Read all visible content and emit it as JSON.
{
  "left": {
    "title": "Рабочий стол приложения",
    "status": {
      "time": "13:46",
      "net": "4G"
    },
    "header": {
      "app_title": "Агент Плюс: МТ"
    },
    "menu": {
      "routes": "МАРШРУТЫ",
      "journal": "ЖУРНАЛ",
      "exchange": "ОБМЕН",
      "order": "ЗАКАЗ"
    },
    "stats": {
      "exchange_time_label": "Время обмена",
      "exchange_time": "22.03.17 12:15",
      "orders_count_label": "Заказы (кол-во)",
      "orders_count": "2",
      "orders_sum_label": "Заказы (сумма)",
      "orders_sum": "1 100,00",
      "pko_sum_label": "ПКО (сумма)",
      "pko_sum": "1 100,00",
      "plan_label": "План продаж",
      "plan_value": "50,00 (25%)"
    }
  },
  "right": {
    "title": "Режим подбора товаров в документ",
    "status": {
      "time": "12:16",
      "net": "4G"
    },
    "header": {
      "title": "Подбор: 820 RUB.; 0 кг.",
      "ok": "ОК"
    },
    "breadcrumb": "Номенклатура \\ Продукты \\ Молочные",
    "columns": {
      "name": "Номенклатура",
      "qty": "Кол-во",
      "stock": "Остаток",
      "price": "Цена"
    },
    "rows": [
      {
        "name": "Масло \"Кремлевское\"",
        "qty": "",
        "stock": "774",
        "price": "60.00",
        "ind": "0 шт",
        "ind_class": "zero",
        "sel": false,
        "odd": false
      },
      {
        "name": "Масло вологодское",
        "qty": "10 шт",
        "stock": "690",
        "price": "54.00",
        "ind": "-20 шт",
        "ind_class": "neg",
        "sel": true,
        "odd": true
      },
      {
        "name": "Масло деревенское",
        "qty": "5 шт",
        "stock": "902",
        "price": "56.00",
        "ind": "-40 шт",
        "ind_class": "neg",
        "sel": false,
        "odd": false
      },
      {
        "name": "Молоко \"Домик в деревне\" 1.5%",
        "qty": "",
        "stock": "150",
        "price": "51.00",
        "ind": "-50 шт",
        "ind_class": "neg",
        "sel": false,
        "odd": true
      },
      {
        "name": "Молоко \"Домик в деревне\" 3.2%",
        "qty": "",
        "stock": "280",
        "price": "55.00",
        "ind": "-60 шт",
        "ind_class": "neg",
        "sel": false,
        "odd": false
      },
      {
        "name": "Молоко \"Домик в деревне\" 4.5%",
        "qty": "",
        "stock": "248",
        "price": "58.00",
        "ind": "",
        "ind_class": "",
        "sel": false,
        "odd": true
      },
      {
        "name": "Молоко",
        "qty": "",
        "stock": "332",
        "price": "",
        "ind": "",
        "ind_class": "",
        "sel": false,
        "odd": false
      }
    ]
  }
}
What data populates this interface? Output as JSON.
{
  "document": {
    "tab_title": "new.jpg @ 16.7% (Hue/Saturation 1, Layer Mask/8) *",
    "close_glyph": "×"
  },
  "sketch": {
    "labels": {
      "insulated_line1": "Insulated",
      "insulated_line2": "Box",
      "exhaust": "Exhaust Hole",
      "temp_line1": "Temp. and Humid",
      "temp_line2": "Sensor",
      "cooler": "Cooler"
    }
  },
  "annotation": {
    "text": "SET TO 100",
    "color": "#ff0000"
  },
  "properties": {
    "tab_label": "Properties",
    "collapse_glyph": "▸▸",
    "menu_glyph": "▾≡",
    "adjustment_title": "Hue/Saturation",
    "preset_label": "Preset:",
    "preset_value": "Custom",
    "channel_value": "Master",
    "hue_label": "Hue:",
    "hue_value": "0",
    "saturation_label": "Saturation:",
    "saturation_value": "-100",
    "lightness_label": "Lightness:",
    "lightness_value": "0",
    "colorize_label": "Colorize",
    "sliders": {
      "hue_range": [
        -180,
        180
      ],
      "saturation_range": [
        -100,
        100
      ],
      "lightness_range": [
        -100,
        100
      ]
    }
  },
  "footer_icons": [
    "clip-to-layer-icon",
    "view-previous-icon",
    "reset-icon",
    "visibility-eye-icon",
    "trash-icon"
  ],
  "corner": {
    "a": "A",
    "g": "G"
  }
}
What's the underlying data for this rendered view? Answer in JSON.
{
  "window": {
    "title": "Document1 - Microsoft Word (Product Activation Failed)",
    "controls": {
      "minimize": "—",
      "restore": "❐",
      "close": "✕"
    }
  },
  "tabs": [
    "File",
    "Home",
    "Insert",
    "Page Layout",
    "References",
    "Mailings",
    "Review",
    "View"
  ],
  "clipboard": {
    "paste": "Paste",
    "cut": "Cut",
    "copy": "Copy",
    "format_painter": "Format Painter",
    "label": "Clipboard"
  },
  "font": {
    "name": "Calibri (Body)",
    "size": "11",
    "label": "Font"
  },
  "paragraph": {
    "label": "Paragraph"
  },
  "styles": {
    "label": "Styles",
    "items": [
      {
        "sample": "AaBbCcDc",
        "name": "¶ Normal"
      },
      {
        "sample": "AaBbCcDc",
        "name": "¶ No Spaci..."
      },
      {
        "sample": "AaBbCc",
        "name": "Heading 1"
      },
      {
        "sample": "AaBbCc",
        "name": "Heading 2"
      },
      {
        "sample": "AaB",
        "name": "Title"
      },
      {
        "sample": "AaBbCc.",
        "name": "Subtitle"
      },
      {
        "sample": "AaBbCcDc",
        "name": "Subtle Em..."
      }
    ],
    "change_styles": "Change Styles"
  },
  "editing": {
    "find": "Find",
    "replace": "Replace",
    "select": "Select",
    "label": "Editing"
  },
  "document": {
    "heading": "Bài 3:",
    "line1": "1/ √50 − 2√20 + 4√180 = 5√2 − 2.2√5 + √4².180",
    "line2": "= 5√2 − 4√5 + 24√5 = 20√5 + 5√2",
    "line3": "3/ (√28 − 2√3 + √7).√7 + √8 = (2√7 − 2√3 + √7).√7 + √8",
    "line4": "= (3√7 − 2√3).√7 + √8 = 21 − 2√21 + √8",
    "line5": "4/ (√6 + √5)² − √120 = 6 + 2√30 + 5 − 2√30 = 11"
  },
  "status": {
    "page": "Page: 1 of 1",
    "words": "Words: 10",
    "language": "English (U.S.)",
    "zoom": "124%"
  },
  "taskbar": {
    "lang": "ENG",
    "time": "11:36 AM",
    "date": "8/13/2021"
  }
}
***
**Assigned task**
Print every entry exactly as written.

**Task response**
Read all visible content and emit it as JSON.
{
  "left": {
    "title": "Рабочий стол приложения",
    "status": {
      "time": "13:46",
      "net": "4G"
    },
    "header": {
      "app_title": "Агент Плюс: МТ"
    },
    "menu": {
      "routes": "МАРШРУТЫ",
      "journal": "ЖУРНАЛ",
      "exchange": "ОБМЕН",
      "order": "ЗАКАЗ"
    },
    "stats": {
      "exchange_time_label": "Время обмена",
      "exchange_time": "22.03.17 12:15",
      "orders_count_label": "Заказы (кол-во)",
      "orders_count": "2",
      "orders_sum_label": "Заказы (сумма)",
      "orders_sum": "1 100,00",
      "pko_sum_label": "ПКО (сумма)",
      "pko_sum": "1 100,00",
      "plan_label": "План продаж",
      "plan_value": "50,00 (25%)"
    }
  },
  "right": {
    "title": "Режим подбора товаров в документ",
    "status": {
      "time": "12:16",
      "net": "4G"
    },
    "header": {
      "title": "Подбор: 820 RUB.; 0 кг.",
      "ok": "ОК"
    },
    "breadcrumb": "Номенклатура \\ Продукты \\ Молочные",
    "columns": {
      "name": "Номенклатура",
      "qty": "Кол-во",
      "stock": "Остаток",
      "price": "Цена"
    },
    "rows": [
      {
        "name": "Масло \"Кремлевское\"",
        "qty": "",
        "stock": "774",
        "price": "60.00",
        "ind": "0 шт",
        "ind_class": "zero",
        "sel": false,
        "odd": false
      },
      {
        "name": "Масло вологодское",
        "qty": "10 шт",
        "stock": "690",
        "price": "54.00",
        "ind": "-20 шт",
        "ind_class": "neg",
        "sel": true,
        "odd": true
      },
      {
        "name": "Масло деревенское",
        "qty": "5 шт",
        "stock": "902",
        "price": "56.00",
        "ind": "-40 шт",
        "ind_class": "neg",
        "sel": false,
        "odd": false
      },
      {
        "name": "Молоко \"Домик в деревне\" 1.5%",
        "qty": "",
        "stock": "150",
        "price": "51.00",
        "ind": "-50 шт",
        "ind_class": "neg",
        "sel": false,
        "odd": true
      },
      {
        "name": "Молоко \"Домик в деревне\" 3.2%",
        "qty": "",
        "stock": "280",
        "price": "55.00",
        "ind": "-60 шт",
        "ind_class": "neg",
        "sel": false,
        "odd": false
      },
      {
        "name": "Молоко \"Домик в деревне\" 4.5%",
        "qty": "",
        "stock": "248",
        "price": "58.00",
        "ind": "",
        "ind_class": "",
        "sel": false,
        "odd": true
      },
      {
        "name": "Молоко",
        "qty": "",
        "stock": "332",
        "price": "",
        "ind": "",
        "ind_class": "",
        "sel": false,
        "odd": false
      }
    ]
  }
}
What data populates this interface? Output as JSON.
{
  "document": {
    "tab_title": "new.jpg @ 16.7% (Hue/Saturation 1, Layer Mask/8) *",
    "close_glyph": "×"
  },
  "sketch": {
    "labels": {
      "insulated_line1": "Insulated",
      "insulated_line2": "Box",
      "exhaust": "Exhaust Hole",
      "temp_line1": "Temp. and Humid",
      "temp_line2": "Sensor",
      "cooler": "Cooler"
    }
  },
  "annotation": {
    "text": "SET TO 100",
    "color": "#ff0000"
  },
  "properties": {
    "tab_label": "Properties",
    "collapse_glyph": "▸▸",
    "menu_glyph": "▾≡",
    "adjustment_title": "Hue/Saturation",
    "preset_label": "Preset:",
    "preset_value": "Custom",
    "channel_value": "Master",
    "hue_label": "Hue:",
    "hue_value": "0",
    "saturation_label": "Saturation:",
    "saturation_value": "-100",
    "lightness_label": "Lightness:",
    "lightness_value": "0",
    "colorize_label": "Colorize",
    "sliders": {
      "hue_range": [
        -180,
        180
      ],
      "saturation_range": [
        -100,
        100
      ],
      "lightness_range": [
        -100,
        100
      ]
    }
  },
  "footer_icons": [
    "clip-to-layer-icon",
    "view-previous-icon",
    "reset-icon",
    "visibility-eye-icon",
    "trash-icon"
  ],
  "corner": {
    "a": "A",
    "g": "G"
  }
}
What's the underlying data for this rendered view? Answer in JSON.
{
  "window": {
    "title": "Document1 - Microsoft Word (Product Activation Failed)",
    "controls": {
      "minimize": "—",
      "restore": "❐",
      "close": "✕"
    }
  },
  "tabs": [
    "File",
    "Home",
    "Insert",
    "Page Layout",
    "References",
    "Mailings",
    "Review",
    "View"
  ],
  "clipboard": {
    "paste": "Paste",
    "cut": "Cut",
    "copy": "Copy",
    "format_painter": "Format Painter",
    "label": "Clipboard"
  },
  "font": {
    "name": "Calibri (Body)",
    "size": "11",
    "label": "Font"
  },
  "paragraph": {
    "label": "Paragraph"
  },
  "styles": {
    "label": "Styles",
    "items": [
      {
        "sample": "AaBbCcDc",
        "name": "¶ Normal"
      },
      {
        "sample": "AaBbCcDc",
        "name": "¶ No Spaci..."
      },
      {
        "sample": "AaBbCc",
        "name": "Heading 1"
      },
      {
        "sample": "AaBbCc",
        "name": "Heading 2"
      },
      {
        "sample": "AaB",
        "name": "Title"
      },
      {
        "sample": "AaBbCc.",
        "name": "Subtitle"
      },
      {
        "sample": "AaBbCcDc",
        "name": "Subtle Em..."
      }
    ],
    "change_styles": "Change Styles"
  },
  "editing": {
    "find": "Find",
    "replace": "Replace",
    "select": "Select",
    "label": "Editing"
  },
  "document": {
    "heading": "Bài 3:",
    "line1": "1/ √50 − 2√20 + 4√180 = 5√2 − 2.2√5 + √4².180",
    "line2": "= 5√2 − 4√5 + 24√5 = 20√5 + 5√2",
    "line3": "3/ (√28 − 2√3 + √7).√7 + √8 = (2√7 − 2√3 + √7).√7 + √8",
    "line4": "= (3√7 − 2√3).√7 + √8 = 21 − 2√21 + √8",
    "line5": "4/ (√6 + √5)² − √120 = 6 + 2√30 + 5 − 2√30 = 11"
  },
  "status": {
    "page": "Page: 1 of 1",
    "words": "Words: 10",
    "language": "English (U.S.)",
    "zoom": "124%"
  },
  "taskbar": {
    "lang": "ENG",
    "time": "11:36 AM",
    "date": "8/13/2021"
  }
}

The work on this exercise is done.